**Work to complete:**
Isolate every line in the data with the string "messages" and copy it.
========================
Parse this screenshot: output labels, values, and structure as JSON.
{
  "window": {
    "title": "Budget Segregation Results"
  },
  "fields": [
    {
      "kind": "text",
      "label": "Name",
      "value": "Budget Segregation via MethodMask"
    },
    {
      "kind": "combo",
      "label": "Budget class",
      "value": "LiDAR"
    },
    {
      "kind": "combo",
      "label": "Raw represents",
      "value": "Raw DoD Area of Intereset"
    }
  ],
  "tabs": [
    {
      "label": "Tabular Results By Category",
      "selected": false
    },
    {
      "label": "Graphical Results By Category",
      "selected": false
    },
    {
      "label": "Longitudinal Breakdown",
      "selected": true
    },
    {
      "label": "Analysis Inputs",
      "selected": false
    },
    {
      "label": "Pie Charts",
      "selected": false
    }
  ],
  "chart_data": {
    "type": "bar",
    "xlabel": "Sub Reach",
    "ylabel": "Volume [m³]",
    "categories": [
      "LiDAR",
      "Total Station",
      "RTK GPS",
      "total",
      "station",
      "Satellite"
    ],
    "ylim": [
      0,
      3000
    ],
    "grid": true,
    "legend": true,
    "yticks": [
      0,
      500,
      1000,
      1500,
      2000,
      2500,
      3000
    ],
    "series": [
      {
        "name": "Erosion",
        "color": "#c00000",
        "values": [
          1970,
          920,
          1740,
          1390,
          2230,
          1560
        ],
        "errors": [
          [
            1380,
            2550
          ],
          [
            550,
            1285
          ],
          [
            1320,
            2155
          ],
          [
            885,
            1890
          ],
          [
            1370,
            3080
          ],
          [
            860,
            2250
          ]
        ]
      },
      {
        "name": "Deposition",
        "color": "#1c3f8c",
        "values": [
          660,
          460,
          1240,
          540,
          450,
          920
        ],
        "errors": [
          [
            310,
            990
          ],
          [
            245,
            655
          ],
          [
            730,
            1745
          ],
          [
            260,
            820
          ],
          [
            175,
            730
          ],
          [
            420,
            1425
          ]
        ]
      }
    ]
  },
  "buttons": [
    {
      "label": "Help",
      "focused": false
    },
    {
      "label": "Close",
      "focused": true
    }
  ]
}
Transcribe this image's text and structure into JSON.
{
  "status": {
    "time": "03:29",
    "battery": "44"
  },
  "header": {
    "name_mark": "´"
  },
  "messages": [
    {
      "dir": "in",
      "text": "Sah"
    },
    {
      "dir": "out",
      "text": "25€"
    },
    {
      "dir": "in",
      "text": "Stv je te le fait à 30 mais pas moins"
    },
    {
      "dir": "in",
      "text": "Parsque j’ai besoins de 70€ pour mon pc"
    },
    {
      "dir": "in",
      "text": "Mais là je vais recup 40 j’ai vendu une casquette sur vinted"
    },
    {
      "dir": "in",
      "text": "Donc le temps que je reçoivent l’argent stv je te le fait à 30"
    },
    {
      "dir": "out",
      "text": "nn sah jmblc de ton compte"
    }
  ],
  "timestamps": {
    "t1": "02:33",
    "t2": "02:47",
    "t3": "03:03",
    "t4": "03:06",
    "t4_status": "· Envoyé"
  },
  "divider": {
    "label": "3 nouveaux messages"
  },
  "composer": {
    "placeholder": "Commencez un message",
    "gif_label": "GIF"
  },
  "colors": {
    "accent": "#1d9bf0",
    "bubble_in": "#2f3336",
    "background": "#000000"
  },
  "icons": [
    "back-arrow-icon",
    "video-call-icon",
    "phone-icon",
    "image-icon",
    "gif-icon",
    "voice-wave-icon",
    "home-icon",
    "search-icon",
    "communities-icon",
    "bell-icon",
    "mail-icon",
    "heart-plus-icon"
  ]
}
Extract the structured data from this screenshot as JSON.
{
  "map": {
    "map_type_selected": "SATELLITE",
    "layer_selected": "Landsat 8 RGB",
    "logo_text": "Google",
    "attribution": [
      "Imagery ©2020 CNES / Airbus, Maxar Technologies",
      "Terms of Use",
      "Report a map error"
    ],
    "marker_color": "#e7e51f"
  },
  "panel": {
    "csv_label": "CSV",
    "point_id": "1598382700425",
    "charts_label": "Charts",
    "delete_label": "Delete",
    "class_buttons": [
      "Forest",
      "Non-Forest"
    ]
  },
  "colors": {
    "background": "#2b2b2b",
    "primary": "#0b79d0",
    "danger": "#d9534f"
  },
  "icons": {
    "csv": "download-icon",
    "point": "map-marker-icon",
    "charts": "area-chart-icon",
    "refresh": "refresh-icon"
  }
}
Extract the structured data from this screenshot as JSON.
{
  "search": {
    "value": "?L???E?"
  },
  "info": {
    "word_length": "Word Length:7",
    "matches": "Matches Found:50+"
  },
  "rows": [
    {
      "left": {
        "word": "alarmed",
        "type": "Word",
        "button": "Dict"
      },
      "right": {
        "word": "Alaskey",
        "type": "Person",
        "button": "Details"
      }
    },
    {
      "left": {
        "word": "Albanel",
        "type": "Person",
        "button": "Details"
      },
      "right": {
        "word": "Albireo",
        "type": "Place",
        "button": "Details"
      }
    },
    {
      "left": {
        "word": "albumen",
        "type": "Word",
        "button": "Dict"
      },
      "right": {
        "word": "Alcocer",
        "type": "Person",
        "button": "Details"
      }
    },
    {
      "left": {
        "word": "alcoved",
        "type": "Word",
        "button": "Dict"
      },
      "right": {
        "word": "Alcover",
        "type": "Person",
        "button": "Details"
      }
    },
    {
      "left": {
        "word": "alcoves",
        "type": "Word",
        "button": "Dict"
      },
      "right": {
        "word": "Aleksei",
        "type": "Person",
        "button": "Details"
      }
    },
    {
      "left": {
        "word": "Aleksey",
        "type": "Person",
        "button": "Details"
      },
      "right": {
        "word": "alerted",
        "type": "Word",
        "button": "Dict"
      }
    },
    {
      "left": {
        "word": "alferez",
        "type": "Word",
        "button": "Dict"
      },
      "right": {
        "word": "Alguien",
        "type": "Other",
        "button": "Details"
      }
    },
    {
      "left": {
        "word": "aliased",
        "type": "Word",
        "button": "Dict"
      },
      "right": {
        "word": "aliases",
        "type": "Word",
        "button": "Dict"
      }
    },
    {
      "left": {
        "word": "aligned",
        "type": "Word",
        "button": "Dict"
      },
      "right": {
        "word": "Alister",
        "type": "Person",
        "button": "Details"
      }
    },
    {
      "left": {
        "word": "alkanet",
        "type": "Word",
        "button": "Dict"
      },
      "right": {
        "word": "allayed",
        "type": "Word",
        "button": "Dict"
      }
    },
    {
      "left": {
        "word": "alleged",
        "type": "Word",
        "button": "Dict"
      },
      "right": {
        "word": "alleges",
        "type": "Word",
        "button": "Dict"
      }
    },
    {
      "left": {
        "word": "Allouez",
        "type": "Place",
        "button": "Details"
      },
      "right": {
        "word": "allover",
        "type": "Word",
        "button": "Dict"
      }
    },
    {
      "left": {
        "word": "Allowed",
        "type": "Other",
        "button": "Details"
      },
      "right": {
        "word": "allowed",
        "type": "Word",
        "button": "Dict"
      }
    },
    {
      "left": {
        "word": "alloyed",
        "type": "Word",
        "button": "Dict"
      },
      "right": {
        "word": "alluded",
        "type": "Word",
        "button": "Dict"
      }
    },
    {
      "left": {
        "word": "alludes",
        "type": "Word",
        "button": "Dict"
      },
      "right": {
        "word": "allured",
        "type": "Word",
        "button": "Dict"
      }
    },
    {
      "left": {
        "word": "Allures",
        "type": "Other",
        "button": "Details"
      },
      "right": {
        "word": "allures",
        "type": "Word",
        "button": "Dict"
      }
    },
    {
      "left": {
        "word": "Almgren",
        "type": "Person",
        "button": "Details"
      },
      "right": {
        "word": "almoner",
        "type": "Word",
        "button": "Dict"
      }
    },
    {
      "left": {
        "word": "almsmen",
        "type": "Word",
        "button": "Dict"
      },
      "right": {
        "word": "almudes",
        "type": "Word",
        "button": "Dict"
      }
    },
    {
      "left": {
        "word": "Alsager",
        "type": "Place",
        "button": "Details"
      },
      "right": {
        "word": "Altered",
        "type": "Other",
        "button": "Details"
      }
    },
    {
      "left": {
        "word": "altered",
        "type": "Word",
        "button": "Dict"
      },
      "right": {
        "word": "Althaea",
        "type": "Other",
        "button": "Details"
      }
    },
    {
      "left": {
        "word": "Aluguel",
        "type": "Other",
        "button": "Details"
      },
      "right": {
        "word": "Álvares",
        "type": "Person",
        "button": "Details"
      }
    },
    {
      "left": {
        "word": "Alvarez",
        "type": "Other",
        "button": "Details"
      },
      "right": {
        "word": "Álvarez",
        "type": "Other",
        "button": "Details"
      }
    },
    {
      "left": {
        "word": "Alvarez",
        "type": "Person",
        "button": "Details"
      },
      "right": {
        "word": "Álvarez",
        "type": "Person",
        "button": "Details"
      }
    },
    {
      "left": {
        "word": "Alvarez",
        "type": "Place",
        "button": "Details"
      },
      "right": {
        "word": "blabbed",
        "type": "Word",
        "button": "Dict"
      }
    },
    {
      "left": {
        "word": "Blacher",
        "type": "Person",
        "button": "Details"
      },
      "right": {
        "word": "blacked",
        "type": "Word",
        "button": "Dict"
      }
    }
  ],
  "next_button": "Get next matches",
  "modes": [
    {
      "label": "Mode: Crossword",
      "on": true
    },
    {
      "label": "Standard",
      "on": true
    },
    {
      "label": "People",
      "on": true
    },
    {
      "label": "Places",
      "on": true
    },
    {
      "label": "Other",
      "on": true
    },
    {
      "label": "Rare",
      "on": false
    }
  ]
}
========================
**Answer for the task:**
  "messages": [
    "label": "3 nouveaux messages"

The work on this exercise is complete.